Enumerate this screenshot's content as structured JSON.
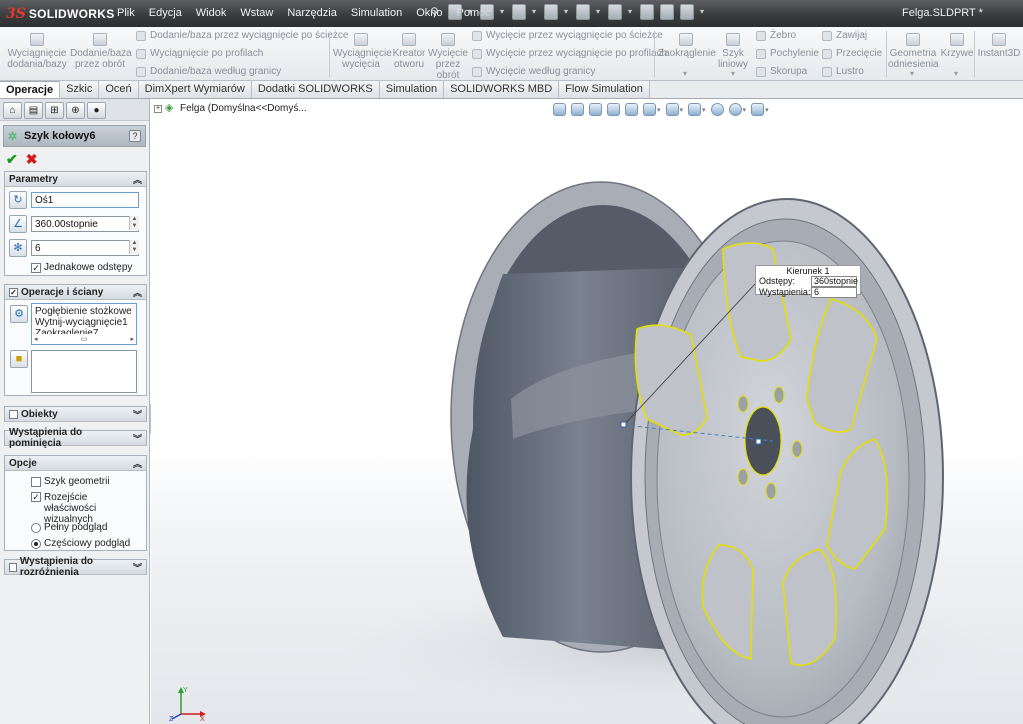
{
  "app": {
    "logo_prefix": "3S",
    "logo_name": "SOLIDWORKS",
    "document_title": "Felga.SLDPRT *"
  },
  "menu": [
    "Plik",
    "Edycja",
    "Widok",
    "Wstaw",
    "Narzędzia",
    "Simulation",
    "Okno",
    "Pomoc"
  ],
  "commands": {
    "extrude_boss": "Wyciągnięcie dodania/bazy",
    "revolve_boss": "Dodanie/baza przez obrót",
    "swept_boss": "Dodanie/baza przez wyciągnięcie po ścieżce",
    "lofted_boss": "Wyciągnięcie po profilach",
    "boundary_boss": "Dodanie/baza według granicy",
    "extrude_cut": "Wyciągnięcie wycięcia",
    "hole_wizard": "Kreator otworu",
    "revolve_cut": "Wycięcie przez obrót",
    "swept_cut": "Wycięcie przez wyciągnięcie po ścieżce",
    "lofted_cut": "Wycięcie przez wyciągnięcie po profilach",
    "boundary_cut": "Wycięcie według granicy",
    "fillet": "Zaokrąglenie",
    "linear_pattern": "Szyk liniowy",
    "rib": "Żebro",
    "draft": "Pochylenie",
    "shell": "Skorupa",
    "wrap": "Zawijaj",
    "intersect": "Przecięcie",
    "mirror": "Lustro",
    "reference_geometry": "Geometria odniesienia",
    "curves": "Krzywe",
    "instant3d": "Instant3D"
  },
  "tabs": [
    {
      "label": "Operacje",
      "active": true
    },
    {
      "label": "Szkic",
      "active": false
    },
    {
      "label": "Oceń",
      "active": false
    },
    {
      "label": "DimXpert Wymiarów",
      "active": false
    },
    {
      "label": "Dodatki SOLIDWORKS",
      "active": false
    },
    {
      "label": "Simulation",
      "active": false
    },
    {
      "label": "SOLIDWORKS MBD",
      "active": false
    },
    {
      "label": "Flow Simulation",
      "active": false
    }
  ],
  "property_manager": {
    "title": "Szyk kołowy6",
    "help": "?",
    "parameters": {
      "header": "Parametry",
      "axis": "Oś1",
      "angle": "360.00stopnie",
      "instances": "6",
      "equal_spacing_label": "Jednakowe odstępy",
      "equal_spacing_checked": true
    },
    "features_faces": {
      "header": "Operacje i ściany",
      "checked": true,
      "items": [
        "Pogłębienie stożkowe",
        "Wytnij-wyciągnięcie1",
        "Zaokrąglenie7"
      ]
    },
    "bodies": {
      "header": "Obiekty",
      "checked": false
    },
    "instances_to_skip": {
      "header": "Wystąpienia do pominięcia"
    },
    "options": {
      "header": "Opcje",
      "geometry_pattern_label": "Szyk geometrii",
      "geometry_pattern_checked": false,
      "propagate_visual_label": "Rozejście właściwości wizualnych",
      "propagate_visual_checked": true,
      "full_preview_label": "Pełny podgląd",
      "partial_preview_label": "Częściowy podgląd",
      "preview_mode": "partial"
    },
    "instances_to_vary": {
      "header": "Wystąpienia do rozróżnienia",
      "checked": false
    }
  },
  "graphics": {
    "tree_root": "Felga  (Domyślna<<Domyś...",
    "callout": {
      "title": "Kierunek 1",
      "spacing_label": "Odstępy:",
      "spacing_value": "360stopnie",
      "instances_label": "Wystąpienia:",
      "instances_value": "6"
    },
    "triad": {
      "x": "X",
      "y": "Y",
      "z": "Z"
    }
  },
  "colors": {
    "accent": "#2a6db8",
    "highlight": "#e8e400",
    "ok": "#1a9b1a",
    "cancel": "#d21c1c"
  }
}
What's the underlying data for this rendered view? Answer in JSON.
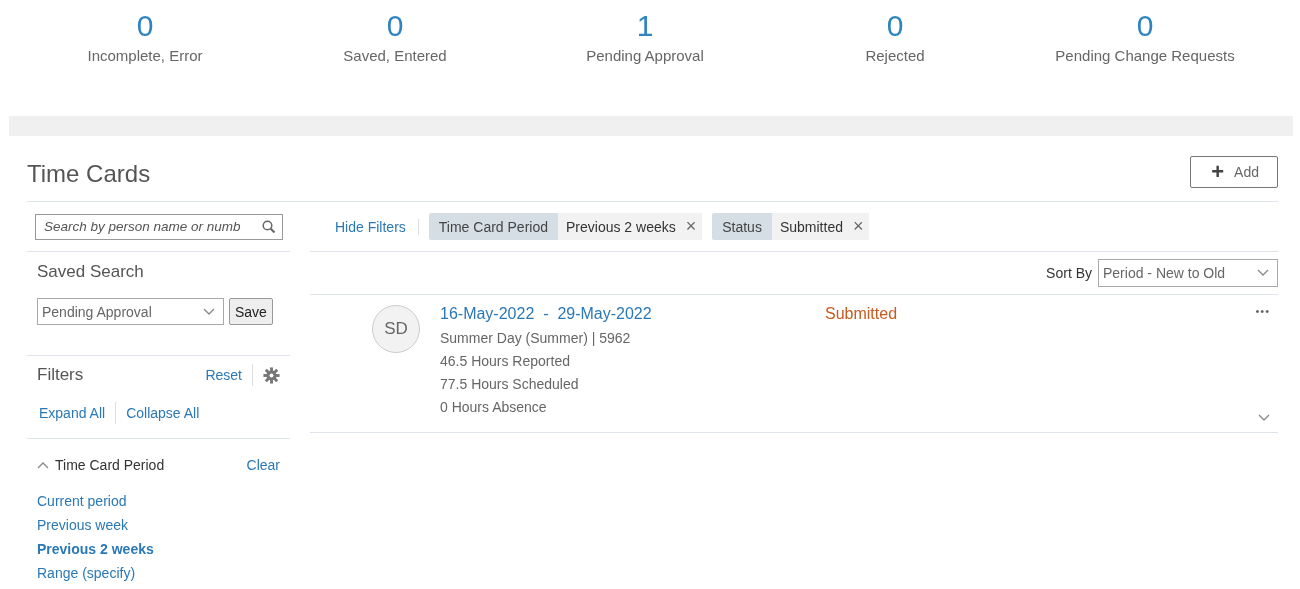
{
  "summary": [
    {
      "value": "0",
      "label": "Incomplete, Error"
    },
    {
      "value": "0",
      "label": "Saved, Entered"
    },
    {
      "value": "1",
      "label": "Pending Approval"
    },
    {
      "value": "0",
      "label": "Rejected"
    },
    {
      "value": "0",
      "label": "Pending Change Requests"
    }
  ],
  "title": "Time Cards",
  "add_button": {
    "icon": "+",
    "label": "Add"
  },
  "search": {
    "placeholder": "Search by person name or numb"
  },
  "saved_search": {
    "heading": "Saved Search",
    "value": "Pending Approval",
    "save_button": "Save"
  },
  "filters": {
    "heading": "Filters",
    "reset": "Reset",
    "expand_all": "Expand All",
    "collapse_all": "Collapse All",
    "groups": [
      {
        "label": "Time Card Period",
        "expanded": true,
        "clear": "Clear",
        "options": [
          {
            "label": "Current period",
            "selected": false
          },
          {
            "label": "Previous week",
            "selected": false
          },
          {
            "label": "Previous 2 weeks",
            "selected": true
          },
          {
            "label": "Range (specify)",
            "selected": false
          }
        ]
      }
    ]
  },
  "hide_filters": "Hide Filters",
  "chips": [
    {
      "name": "Time Card Period",
      "value": "Previous 2 weeks",
      "remove": "×"
    },
    {
      "name": "Status",
      "value": "Submitted",
      "remove": "×"
    }
  ],
  "sort": {
    "label": "Sort By",
    "value": "Period - New to Old"
  },
  "cards": [
    {
      "initials": "SD",
      "period": "16-May-2022  -  29-May-2022",
      "status": "Submitted",
      "more": "•••",
      "expanded": false,
      "details": [
        "Summer Day (Summer) | 5962",
        "46.5 Hours Reported",
        "77.5 Hours Scheduled",
        "0 Hours Absence"
      ]
    }
  ]
}
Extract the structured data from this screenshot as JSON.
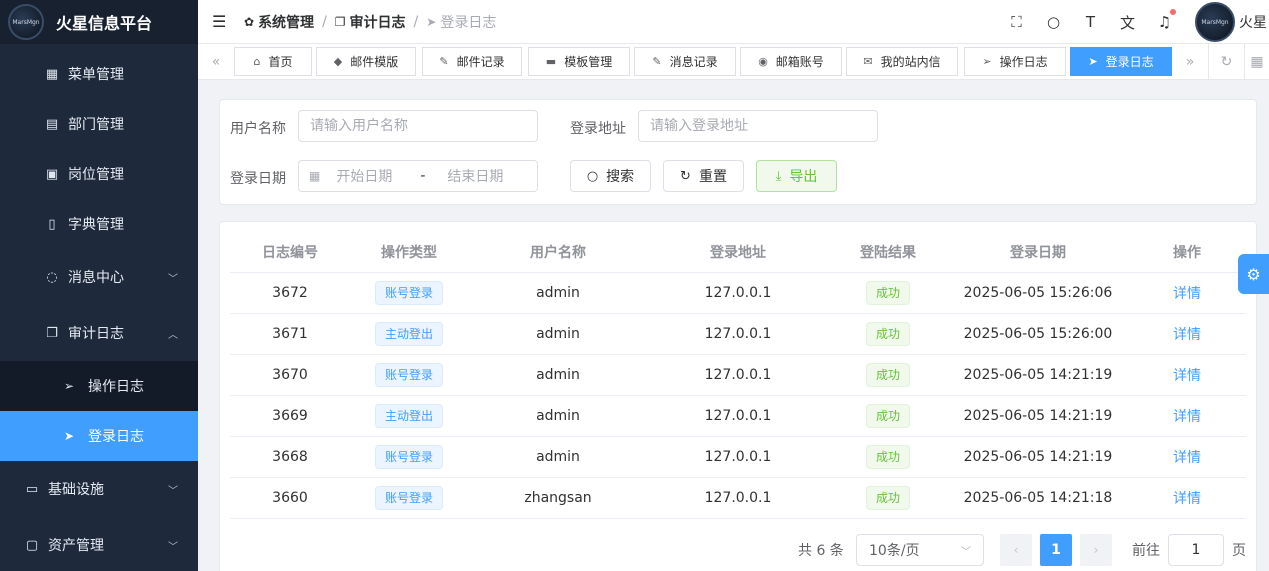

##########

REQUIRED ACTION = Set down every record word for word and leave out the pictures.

RESULT OF THIS TASK =
Enumerate this screenshot's content as structured JSON.
{
  "app": {
    "logo_prefix": "3S",
    "logo_name": "SOLIDWORKS",
    "document_title": "Felga.SLDPRT *"
  },
  "menu": [
    "Plik",
    "Edycja",
    "Widok",
    "Wstaw",
    "Narzędzia",
    "Simulation",
    "Okno",
    "Pomoc"
  ],
  "commands": {
    "extrude_boss": "Wyciągnięcie dodania/bazy",
    "revolve_boss": "Dodanie/baza przez obrót",
    "swept_boss": "Dodanie/baza przez wyciągnięcie po ścieżce",
    "lofted_boss": "Wyciągnięcie po profilach",
    "boundary_boss": "Dodanie/baza według granicy",
    "extrude_cut": "Wyciągnięcie wycięcia",
    "hole_wizard": "Kreator otworu",
    "revolve_cut": "Wycięcie przez obrót",
    "swept_cut": "Wycięcie przez wyciągnięcie po ścieżce",
    "lofted_cut": "Wycięcie przez wyciągnięcie po profilach",
    "boundary_cut": "Wycięcie według granicy",
    "fillet": "Zaokrąglenie",
    "linear_pattern": "Szyk liniowy",
    "rib": "Żebro",
    "draft": "Pochylenie",
    "shell": "Skorupa",
    "wrap": "Zawijaj",
    "intersect": "Przecięcie",
    "mirror": "Lustro",
    "reference_geometry": "Geometria odniesienia",
    "curves": "Krzywe",
    "instant3d": "Instant3D"
  },
  "tabs": [
    {
      "label": "Operacje",
      "active": true
    },
    {
      "label": "Szkic",
      "active": false
    },
    {
      "label": "Oceń",
      "active": false
    },
    {
      "label": "DimXpert Wymiarów",
      "active": false
    },
    {
      "label": "Dodatki SOLIDWORKS",
      "active": false
    },
    {
      "label": "Simulation",
      "active": false
    },
    {
      "label": "SOLIDWORKS MBD",
      "active": false
    },
    {
      "label": "Flow Simulation",
      "active": false
    }
  ],
  "property_manager": {
    "title": "Szyk kołowy6",
    "help": "?",
    "parameters": {
      "header": "Parametry",
      "axis": "Oś1",
      "angle": "360.00stopnie",
      "instances": "6",
      "equal_spacing_label": "Jednakowe odstępy",
      "equal_spacing_checked": true
    },
    "features_faces": {
      "header": "Operacje i ściany",
      "checked": true,
      "items": [
        "Pogłębienie stożkowe",
        "Wytnij-wyciągnięcie1",
        "Zaokrąglenie7"
      ]
    },
    "bodies": {
      "header": "Obiekty",
      "checked": false
    },
    "instances_to_skip": {
      "header": "Wystąpienia do pominięcia"
    },
    "options": {
      "header": "Opcje",
      "geometry_pattern_label": "Szyk geometrii",
      "geometry_pattern_checked": false,
      "propagate_visual_label": "Rozejście właściwości wizualnych",
      "propagate_visual_checked": true,
      "full_preview_label": "Pełny podgląd",
      "partial_preview_label": "Częściowy podgląd",
      "preview_mode": "partial"
    },
    "instances_to_vary": {
      "header": "Wystąpienia do rozróżnienia",
      "checked": false
    }
  },
  "graphics": {
    "tree_root": "Felga  (Domyślna<<Domyś...",
    "callout": {
      "title": "Kierunek 1",
      "spacing_label": "Odstępy:",
      "spacing_value": "360stopnie",
      "instances_label": "Wystąpienia:",
      "instances_value": "6"
    },
    "triad": {
      "x": "X",
      "y": "Y",
      "z": "Z"
    }
  },
  "colors": {
    "accent": "#2a6db8",
    "highlight": "#e8e400",
    "ok": "#1a9b1a",
    "cancel": "#d21c1c"
  }
}
What's the underlying data for this rendered view? Answer in JSON.
{
  "summary": [
    {
      "value": "0",
      "label": "Incomplete, Error"
    },
    {
      "value": "0",
      "label": "Saved, Entered"
    },
    {
      "value": "1",
      "label": "Pending Approval"
    },
    {
      "value": "0",
      "label": "Rejected"
    },
    {
      "value": "0",
      "label": "Pending Change Requests"
    }
  ],
  "title": "Time Cards",
  "add_button": {
    "icon": "+",
    "label": "Add"
  },
  "search": {
    "placeholder": "Search by person name or numb"
  },
  "saved_search": {
    "heading": "Saved Search",
    "value": "Pending Approval",
    "save_button": "Save"
  },
  "filters": {
    "heading": "Filters",
    "reset": "Reset",
    "expand_all": "Expand All",
    "collapse_all": "Collapse All",
    "groups": [
      {
        "label": "Time Card Period",
        "expanded": true,
        "clear": "Clear",
        "options": [
          {
            "label": "Current period",
            "selected": false
          },
          {
            "label": "Previous week",
            "selected": false
          },
          {
            "label": "Previous 2 weeks",
            "selected": true
          },
          {
            "label": "Range (specify)",
            "selected": false
          }
        ]
      }
    ]
  },
  "hide_filters": "Hide Filters",
  "chips": [
    {
      "name": "Time Card Period",
      "value": "Previous 2 weeks",
      "remove": "×"
    },
    {
      "name": "Status",
      "value": "Submitted",
      "remove": "×"
    }
  ],
  "sort": {
    "label": "Sort By",
    "value": "Period - New to Old"
  },
  "cards": [
    {
      "initials": "SD",
      "period": "16-May-2022  -  29-May-2022",
      "status": "Submitted",
      "more": "•••",
      "expanded": false,
      "details": [
        "Summer Day (Summer) | 5962",
        "46.5 Hours Reported",
        "77.5 Hours Scheduled",
        "0 Hours Absence"
      ]
    }
  ]
}
Extract the structured data from this screenshot as JSON.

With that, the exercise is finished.